EXERCISE AIM:
Tell how many lines in the records contain the word "name"; the number alone is the answer.

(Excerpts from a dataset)
▶
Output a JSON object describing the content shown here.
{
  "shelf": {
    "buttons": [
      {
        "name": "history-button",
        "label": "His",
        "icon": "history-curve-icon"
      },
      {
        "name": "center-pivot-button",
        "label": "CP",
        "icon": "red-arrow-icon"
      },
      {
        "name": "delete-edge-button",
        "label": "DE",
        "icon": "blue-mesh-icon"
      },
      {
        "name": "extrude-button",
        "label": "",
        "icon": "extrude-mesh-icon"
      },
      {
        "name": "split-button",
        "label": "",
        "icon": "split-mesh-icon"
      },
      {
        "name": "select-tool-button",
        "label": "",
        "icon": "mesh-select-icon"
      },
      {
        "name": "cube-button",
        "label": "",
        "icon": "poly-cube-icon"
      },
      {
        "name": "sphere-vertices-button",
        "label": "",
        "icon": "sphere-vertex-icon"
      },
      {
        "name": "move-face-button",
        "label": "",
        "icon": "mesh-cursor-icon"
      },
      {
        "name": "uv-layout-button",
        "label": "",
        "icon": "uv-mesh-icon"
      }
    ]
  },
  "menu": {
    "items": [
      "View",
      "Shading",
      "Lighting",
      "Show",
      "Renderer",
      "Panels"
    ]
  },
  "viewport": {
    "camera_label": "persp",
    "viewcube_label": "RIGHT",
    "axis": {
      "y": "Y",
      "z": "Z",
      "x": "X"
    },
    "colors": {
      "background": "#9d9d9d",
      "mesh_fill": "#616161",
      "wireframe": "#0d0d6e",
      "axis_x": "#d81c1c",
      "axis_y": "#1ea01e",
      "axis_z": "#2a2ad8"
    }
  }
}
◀
TASK SOLUTION:
10